Information given below:
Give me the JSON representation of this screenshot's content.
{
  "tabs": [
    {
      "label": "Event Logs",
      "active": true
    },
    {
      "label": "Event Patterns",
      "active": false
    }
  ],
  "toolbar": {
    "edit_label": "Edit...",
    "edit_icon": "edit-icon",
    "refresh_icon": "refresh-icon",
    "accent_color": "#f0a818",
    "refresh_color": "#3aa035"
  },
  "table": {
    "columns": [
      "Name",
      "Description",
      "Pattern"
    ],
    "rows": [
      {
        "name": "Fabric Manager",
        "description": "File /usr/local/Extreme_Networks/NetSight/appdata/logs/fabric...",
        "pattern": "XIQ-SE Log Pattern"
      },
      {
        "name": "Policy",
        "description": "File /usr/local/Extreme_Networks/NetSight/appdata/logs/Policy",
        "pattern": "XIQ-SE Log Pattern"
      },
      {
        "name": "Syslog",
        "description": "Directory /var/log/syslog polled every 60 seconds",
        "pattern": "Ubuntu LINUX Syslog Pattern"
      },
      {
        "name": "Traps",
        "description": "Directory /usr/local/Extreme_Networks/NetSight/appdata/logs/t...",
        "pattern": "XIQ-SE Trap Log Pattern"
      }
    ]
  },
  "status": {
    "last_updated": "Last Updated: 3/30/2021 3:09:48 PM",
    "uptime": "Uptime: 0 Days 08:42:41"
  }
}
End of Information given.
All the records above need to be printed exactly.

- [Output of the task]
Give me the JSON representation of this screenshot's content.
{
  "tabs": [
    {
      "label": "Event Logs",
      "active": true
    },
    {
      "label": "Event Patterns",
      "active": false
    }
  ],
  "toolbar": {
    "edit_label": "Edit...",
    "edit_icon": "edit-icon",
    "refresh_icon": "refresh-icon",
    "accent_color": "#f0a818",
    "refresh_color": "#3aa035"
  },
  "table": {
    "columns": [
      "Name",
      "Description",
      "Pattern"
    ],
    "rows": [
      {
        "name": "Fabric Manager",
        "description": "File /usr/local/Extreme_Networks/NetSight/appdata/logs/fabric...",
        "pattern": "XIQ-SE Log Pattern"
      },
      {
        "name": "Policy",
        "description": "File /usr/local/Extreme_Networks/NetSight/appdata/logs/Policy",
        "pattern": "XIQ-SE Log Pattern"
      },
      {
        "name": "Syslog",
        "description": "Directory /var/log/syslog polled every 60 seconds",
        "pattern": "Ubuntu LINUX Syslog Pattern"
      },
      {
        "name": "Traps",
        "description": "Directory /usr/local/Extreme_Networks/NetSight/appdata/logs/t...",
        "pattern": "XIQ-SE Trap Log Pattern"
      }
    ]
  },
  "status": {
    "last_updated": "Last Updated: 3/30/2021 3:09:48 PM",
    "uptime": "Uptime: 0 Days 08:42:41"
  }
}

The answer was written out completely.